Marriott explains that mobile search still is in its early days, as carriers are evaluating search solutions to offer carrier-branded search. As the MMA and other parties work to develop standard definitions and guidelines for mobile search, she expects this environment to be more of an advertising player in 2007. She also predicts that the model for mobile search will be similar to that of Internet search, where it’s free for users and supported by advertising. According to a recent study conducted by the MMA, financial advisory firm Piper Jaffray puts global search revenues at $11 billion by 2008, a 100 percent leap over 2005 figures.
A New Interaction Mind-set
While well-targeted SMS campaigns can enjoy response rates above 30 percent, says Baker, the trick lies in creating an integrated effort that leverages your existing media buys to develop a list of double opt-in prospects and then following up with a contact approach that continuously resells the audience on the value of mobile communication.
The best example of a value proposition failure in the mobile channel, he offers, is that of a consumer packaged goods company that sent him a daily recipe that used its soup products. “I know people who like soup,” he asserts, “but I don’t think anyone wants a soup recipe a day.” Because the marketer didn’t consider the hassle factor of daily contact or provide the recipient with enough message control, Baker opted out of all further mobile communication from this company.
One way to personalize contact is by creating a contact preference database. For example, says Baker, Sprint subscribers can tell the telecommunications provider what types of mobile marketing messages they want, for instance, alerts on new hip-hop ring tones, delivered once a week and in the morning.
Marketers also are starting to develop profile databases of their mobile prospects to help them better target campaigns to attract more opt-in registrants and to convert more mobile interactions into mobile-driven sales. But Marriott explains this trend is in its infancy. It will take some time to achieve widespread adoption and thus yield any deep insights into the mind-set of the mobile marketing-friendly consumer.
Both Baker and Marriott agree that the best way for direct marketers to test mobile marketing’s effectiveness in reaching their audience is to integrate a mobile component into an existing marketing program. Use your existing spend on print, out-of-home, radio, television and other vehicles to incorporate a short code to entice a request for more information. For instance, an animal rights nonprofit could offer prospects a list of pet adoption centers in their city by texting a particular code. And because the codes are unique, you will be able to determine which channel is most effective at generating mobile contact.
Baker says there are some ad buys available on mobile channels, which offer marketers a chance to more easily test across different demographics and ad models. He notes that it’s important to consider your market characteristics when selecting different mobile marketing formats, since not every company can make its product or service appeal to the SMS-crazy, urban-youth market.

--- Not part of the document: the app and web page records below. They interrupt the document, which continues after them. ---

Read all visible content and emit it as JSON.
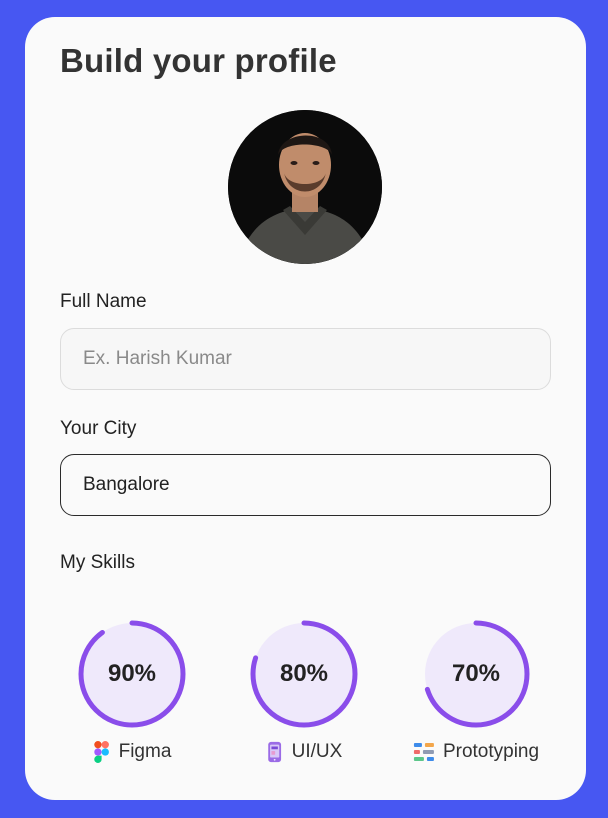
{
  "page": {
    "title": "Build your profile"
  },
  "profile": {
    "avatar_icon": "person-portrait"
  },
  "form": {
    "full_name_label": "Full Name",
    "full_name_placeholder": "Ex. Harish Kumar",
    "full_name_value": "",
    "city_label": "Your City",
    "city_value": "Bangalore"
  },
  "skills": {
    "heading": "My Skills",
    "ring_color": "#8a4dea",
    "ring_fill": "#efe9fb",
    "items": [
      {
        "name": "Figma",
        "percent": 90,
        "percent_label": "90%",
        "icon": "figma-icon"
      },
      {
        "name": "UI/UX",
        "percent": 80,
        "percent_label": "80%",
        "icon": "phone-design-icon"
      },
      {
        "name": "Prototyping",
        "percent": 70,
        "percent_label": "70%",
        "icon": "prototype-icon"
      }
    ]
  },
  "colors": {
    "background": "#4757f2",
    "card": "#fafafa",
    "text": "#333333"
  }
}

But a banner ad for a travel and leisure product on a travel alert service might be just the ticket for reaching the mature, business executive.

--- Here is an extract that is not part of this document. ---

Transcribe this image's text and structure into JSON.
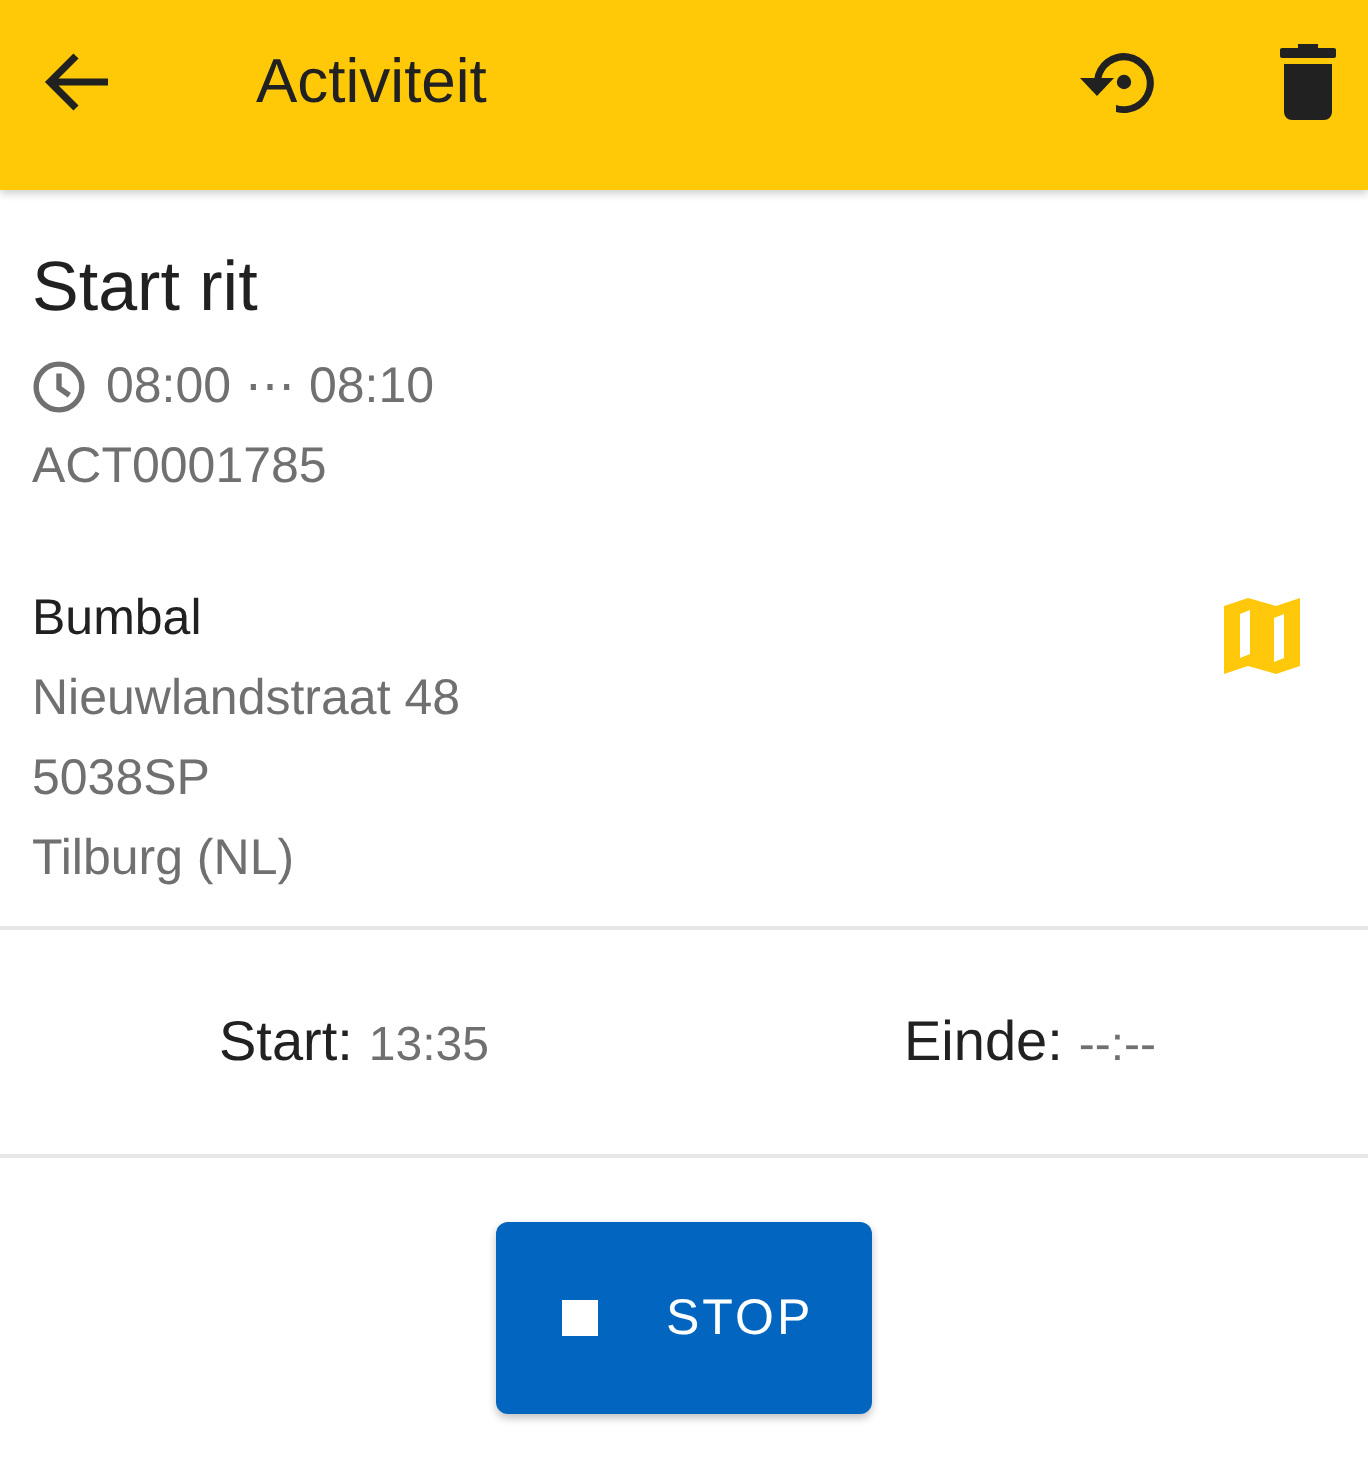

Ultimately, mobile is an inexpensive channel, Marriott concludes, which provides marketers with opportunities to test and refine their messaging during and after the campaign to optimize the audience’s experience.